- _TASK TO CARRY OUT_:
Return each line of the records below in which the string "lightning" turns up.

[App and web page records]
* * * * * * * * *

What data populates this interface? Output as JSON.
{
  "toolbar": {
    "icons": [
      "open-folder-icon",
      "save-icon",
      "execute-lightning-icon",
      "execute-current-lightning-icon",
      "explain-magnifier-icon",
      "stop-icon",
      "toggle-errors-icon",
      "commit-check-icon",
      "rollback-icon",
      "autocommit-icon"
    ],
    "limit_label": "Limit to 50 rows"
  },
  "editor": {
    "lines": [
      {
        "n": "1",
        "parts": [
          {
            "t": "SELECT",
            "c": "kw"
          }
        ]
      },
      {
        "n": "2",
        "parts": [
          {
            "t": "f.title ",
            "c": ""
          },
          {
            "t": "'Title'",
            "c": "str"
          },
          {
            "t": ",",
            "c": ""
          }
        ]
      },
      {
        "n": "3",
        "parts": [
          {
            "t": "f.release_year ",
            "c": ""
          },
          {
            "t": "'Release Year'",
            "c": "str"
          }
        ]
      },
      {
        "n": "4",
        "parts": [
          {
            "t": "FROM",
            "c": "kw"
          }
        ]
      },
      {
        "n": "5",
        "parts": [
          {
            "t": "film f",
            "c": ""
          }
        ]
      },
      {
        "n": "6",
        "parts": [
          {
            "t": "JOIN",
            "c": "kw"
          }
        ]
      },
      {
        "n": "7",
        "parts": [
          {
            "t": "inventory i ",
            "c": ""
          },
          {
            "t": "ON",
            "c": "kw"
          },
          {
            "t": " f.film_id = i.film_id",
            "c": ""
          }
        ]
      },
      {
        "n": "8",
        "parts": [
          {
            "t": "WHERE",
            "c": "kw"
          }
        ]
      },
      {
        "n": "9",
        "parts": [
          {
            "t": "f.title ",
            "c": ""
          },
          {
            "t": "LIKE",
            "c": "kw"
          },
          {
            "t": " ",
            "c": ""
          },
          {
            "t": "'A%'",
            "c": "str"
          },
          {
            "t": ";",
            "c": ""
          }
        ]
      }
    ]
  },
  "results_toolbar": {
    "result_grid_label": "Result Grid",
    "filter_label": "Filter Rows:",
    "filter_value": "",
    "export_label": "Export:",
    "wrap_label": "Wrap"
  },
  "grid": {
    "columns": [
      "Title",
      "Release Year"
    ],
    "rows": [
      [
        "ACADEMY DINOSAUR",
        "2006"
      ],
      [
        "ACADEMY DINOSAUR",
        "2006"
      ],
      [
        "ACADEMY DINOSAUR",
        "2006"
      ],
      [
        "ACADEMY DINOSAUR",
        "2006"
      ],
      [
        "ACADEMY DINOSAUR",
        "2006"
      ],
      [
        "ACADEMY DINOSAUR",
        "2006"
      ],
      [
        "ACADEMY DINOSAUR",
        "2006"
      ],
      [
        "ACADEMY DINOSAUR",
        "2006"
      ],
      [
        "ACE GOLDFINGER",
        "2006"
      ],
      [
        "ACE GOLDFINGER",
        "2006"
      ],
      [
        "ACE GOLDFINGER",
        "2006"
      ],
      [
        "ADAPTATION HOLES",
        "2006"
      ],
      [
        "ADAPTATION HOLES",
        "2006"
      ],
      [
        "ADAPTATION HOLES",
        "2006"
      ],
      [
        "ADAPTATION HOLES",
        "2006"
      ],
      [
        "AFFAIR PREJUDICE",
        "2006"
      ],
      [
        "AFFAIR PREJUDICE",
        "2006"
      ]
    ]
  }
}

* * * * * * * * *

- _FINISHED EXERCISE_:
      "execute-lightning-icon",
      "execute-current-lightning-icon",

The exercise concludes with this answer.